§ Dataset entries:
§

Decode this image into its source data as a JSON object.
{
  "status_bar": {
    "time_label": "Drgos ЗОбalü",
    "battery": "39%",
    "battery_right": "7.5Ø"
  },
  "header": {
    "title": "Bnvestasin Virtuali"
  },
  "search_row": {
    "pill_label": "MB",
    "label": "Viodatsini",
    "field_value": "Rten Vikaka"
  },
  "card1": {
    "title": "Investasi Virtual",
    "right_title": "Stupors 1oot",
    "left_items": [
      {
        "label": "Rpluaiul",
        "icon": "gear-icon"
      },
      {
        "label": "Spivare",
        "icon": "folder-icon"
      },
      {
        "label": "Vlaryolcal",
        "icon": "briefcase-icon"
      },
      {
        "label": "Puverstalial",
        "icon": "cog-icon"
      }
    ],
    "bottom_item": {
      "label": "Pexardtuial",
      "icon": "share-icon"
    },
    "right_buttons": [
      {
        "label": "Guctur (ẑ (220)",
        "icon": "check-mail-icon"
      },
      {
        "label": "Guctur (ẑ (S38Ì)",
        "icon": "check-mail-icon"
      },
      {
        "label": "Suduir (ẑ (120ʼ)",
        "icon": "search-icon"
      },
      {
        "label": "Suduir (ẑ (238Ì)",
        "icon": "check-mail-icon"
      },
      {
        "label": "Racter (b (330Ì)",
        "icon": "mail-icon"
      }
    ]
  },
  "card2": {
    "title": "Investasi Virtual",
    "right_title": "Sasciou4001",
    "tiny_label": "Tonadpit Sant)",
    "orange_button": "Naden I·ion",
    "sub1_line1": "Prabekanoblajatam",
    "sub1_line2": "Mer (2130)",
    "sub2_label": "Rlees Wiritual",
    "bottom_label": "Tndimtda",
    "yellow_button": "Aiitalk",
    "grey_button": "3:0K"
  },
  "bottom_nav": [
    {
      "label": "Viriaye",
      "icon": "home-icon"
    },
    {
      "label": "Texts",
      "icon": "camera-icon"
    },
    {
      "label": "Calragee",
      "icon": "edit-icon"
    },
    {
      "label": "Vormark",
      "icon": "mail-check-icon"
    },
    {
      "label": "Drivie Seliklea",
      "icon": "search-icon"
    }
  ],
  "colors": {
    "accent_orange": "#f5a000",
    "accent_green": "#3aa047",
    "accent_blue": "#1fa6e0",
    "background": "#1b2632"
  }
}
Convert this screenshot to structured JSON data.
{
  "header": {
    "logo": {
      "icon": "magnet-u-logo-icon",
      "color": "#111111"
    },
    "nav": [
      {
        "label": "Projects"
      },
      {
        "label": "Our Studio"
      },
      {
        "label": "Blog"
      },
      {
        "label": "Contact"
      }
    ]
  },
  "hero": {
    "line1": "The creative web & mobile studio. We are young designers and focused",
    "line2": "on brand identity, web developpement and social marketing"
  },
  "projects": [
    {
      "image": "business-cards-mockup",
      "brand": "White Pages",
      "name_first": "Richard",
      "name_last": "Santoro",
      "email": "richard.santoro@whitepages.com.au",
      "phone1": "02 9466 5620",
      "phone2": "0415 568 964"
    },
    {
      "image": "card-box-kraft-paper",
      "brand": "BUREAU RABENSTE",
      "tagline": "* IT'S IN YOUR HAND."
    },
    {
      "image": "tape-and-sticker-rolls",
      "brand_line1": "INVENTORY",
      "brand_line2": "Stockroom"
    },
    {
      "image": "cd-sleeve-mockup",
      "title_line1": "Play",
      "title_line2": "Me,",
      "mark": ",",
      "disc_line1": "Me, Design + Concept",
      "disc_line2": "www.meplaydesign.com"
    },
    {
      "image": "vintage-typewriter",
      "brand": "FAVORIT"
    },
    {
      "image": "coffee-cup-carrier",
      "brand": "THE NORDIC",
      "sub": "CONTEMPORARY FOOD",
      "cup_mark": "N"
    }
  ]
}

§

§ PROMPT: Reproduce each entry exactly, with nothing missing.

§ RESPONSE FOR THIS EXERCISE:
Decode this image into its source data as a JSON object.
{
  "status_bar": {
    "time_label": "Drgos ЗОбalü",
    "battery": "39%",
    "battery_right": "7.5Ø"
  },
  "header": {
    "title": "Bnvestasin Virtuali"
  },
  "search_row": {
    "pill_label": "MB",
    "label": "Viodatsini",
    "field_value": "Rten Vikaka"
  },
  "card1": {
    "title": "Investasi Virtual",
    "right_title": "Stupors 1oot",
    "left_items": [
      {
        "label": "Rpluaiul",
        "icon": "gear-icon"
      },
      {
        "label": "Spivare",
        "icon": "folder-icon"
      },
      {
        "label": "Vlaryolcal",
        "icon": "briefcase-icon"
      },
      {
        "label": "Puverstalial",
        "icon": "cog-icon"
      }
    ],
    "bottom_item": {
      "label": "Pexardtuial",
      "icon": "share-icon"
    },
    "right_buttons": [
      {
        "label": "Guctur (ẑ (220)",
        "icon": "check-mail-icon"
      },
      {
        "label": "Guctur (ẑ (S38Ì)",
        "icon": "check-mail-icon"
      },
      {
        "label": "Suduir (ẑ (120ʼ)",
        "icon": "search-icon"
      },
      {
        "label": "Suduir (ẑ (238Ì)",
        "icon": "check-mail-icon"
      },
      {
        "label": "Racter (b (330Ì)",
        "icon": "mail-icon"
      }
    ]
  },
  "card2": {
    "title": "Investasi Virtual",
    "right_title": "Sasciou4001",
    "tiny_label": "Tonadpit Sant)",
    "orange_button": "Naden I·ion",
    "sub1_line1": "Prabekanoblajatam",
    "sub1_line2": "Mer (2130)",
    "sub2_label": "Rlees Wiritual",
    "bottom_label": "Tndimtda",
    "yellow_button": "Aiitalk",
    "grey_button": "3:0K"
  },
  "bottom_nav": [
    {
      "label": "Viriaye",
      "icon": "home-icon"
    },
    {
      "label": "Texts",
      "icon": "camera-icon"
    },
    {
      "label": "Calragee",
      "icon": "edit-icon"
    },
    {
      "label": "Vormark",
      "icon": "mail-check-icon"
    },
    {
      "label": "Drivie Seliklea",
      "icon": "search-icon"
    }
  ],
  "colors": {
    "accent_orange": "#f5a000",
    "accent_green": "#3aa047",
    "accent_blue": "#1fa6e0",
    "background": "#1b2632"
  }
}
Convert this screenshot to structured JSON data.
{
  "header": {
    "logo": {
      "icon": "magnet-u-logo-icon",
      "color": "#111111"
    },
    "nav": [
      {
        "label": "Projects"
      },
      {
        "label": "Our Studio"
      },
      {
        "label": "Blog"
      },
      {
        "label": "Contact"
      }
    ]
  },
  "hero": {
    "line1": "The creative web & mobile studio. We are young designers and focused",
    "line2": "on brand identity, web developpement and social marketing"
  },
  "projects": [
    {
      "image": "business-cards-mockup",
      "brand": "White Pages",
      "name_first": "Richard",
      "name_last": "Santoro",
      "email": "richard.santoro@whitepages.com.au",
      "phone1": "02 9466 5620",
      "phone2": "0415 568 964"
    },
    {
      "image": "card-box-kraft-paper",
      "brand": "BUREAU RABENSTE",
      "tagline": "* IT'S IN YOUR HAND."
    },
    {
      "image": "tape-and-sticker-rolls",
      "brand_line1": "INVENTORY",
      "brand_line2": "Stockroom"
    },
    {
      "image": "cd-sleeve-mockup",
      "title_line1": "Play",
      "title_line2": "Me,",
      "mark": ",",
      "disc_line1": "Me, Design + Concept",
      "disc_line2": "www.meplaydesign.com"
    },
    {
      "image": "vintage-typewriter",
      "brand": "FAVORIT"
    },
    {
      "image": "coffee-cup-carrier",
      "brand": "THE NORDIC",
      "sub": "CONTEMPORARY FOOD",
      "cup_mark": "N"
    }
  ]
}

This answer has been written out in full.